Click the link below to read the full article and watch the video from Black Belt Magazine.

http://www.blackbeltmag.com/daily/martial-arts-philosophy/modern-martial-arts/combat-focus-shooting-expert-rob-pincus-discusses-the-not-so-picture-perfect-reality-of-self-defense-against-a-knife-attack-on-the-street/

That’s not a Martial Art

During a visit with my oral hygienist, I started up an interesting conversation with her. She told me that she is really excited now that she is taking boxing classes. I asked her what is the name of the boxing instructor, and after telling me who it was, I told her to say hi for me. She was surprised that a karate guy would know a boxing instructor. I just said, us martial arts guys just know each other. Then she said, “Boxing is a martial art?”

I thought about this for a while, and realized that many people associate martial arts with arts from Asia. The truth is martial arts is probably one of the oldest forms of combative expressions. Martial arts exposure is all around us, whether we recognize it or not. Most kids in America have the opportunity to learn some form of it when they are young, like wrestling and boxing.

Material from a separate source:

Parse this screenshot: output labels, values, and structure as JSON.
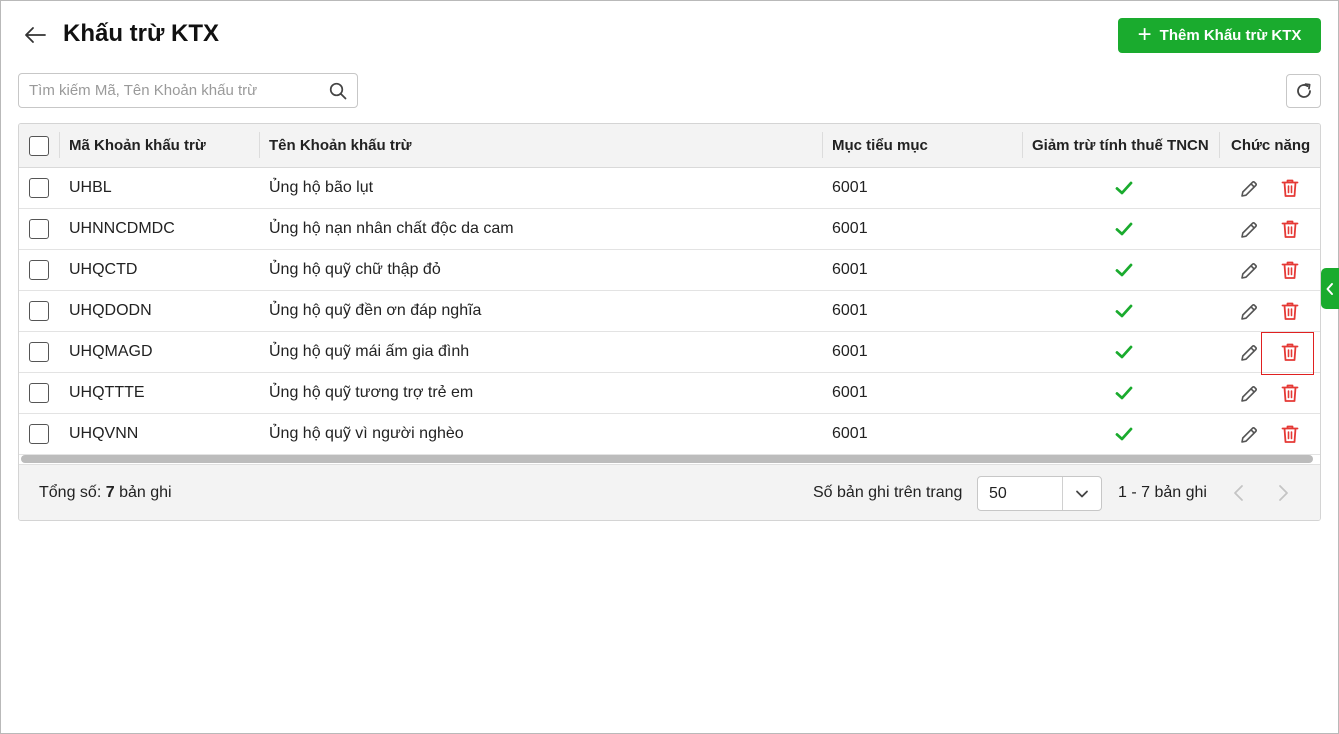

Wrestling and Boxing is more commonly viewed as sports here in America, but they are still a Martial Art.

Looking at Judo

Judo is a derivative of jujitsu, which is a traditional Japanese martial art originally created for killing or maiming an enemy. For the jujitsu practioners of long ago, the only rule was to win by any means necessary. However, in the 19th century, Japan underwent a period of modernization known as the Meiji Restoration; it was an era during which Japan discarded feudalism in favor of the modern world, trading traditional swords for modern guns. This era also helped lay the groundwork for judo founder Jigoro Kano to change the face of the Japanese combative martial arts.

In his journeys abroad, Kano came into constant contact with emerging Western sports and their ideals. Originally, these sports had come about as a way for the Western armies to maintain their physical health. Kano saw value in this, too. He wanted to preserve the timeless qualities of jujitsu — loyalty, discipline, resolve, honor, morality — and discard the traditional qualities in which the martial artist learns techniques to hurt, maim and kill. To do this, Kano made judo safe, rewarding and challenging.

The ancient Japanese warrior Minamoto Yoritomo once stated that the outcome of a battle is determined by the preparation one has invested. Ask yourself: What do I need to do to have a real chance at winning?

— Hayward Nishioka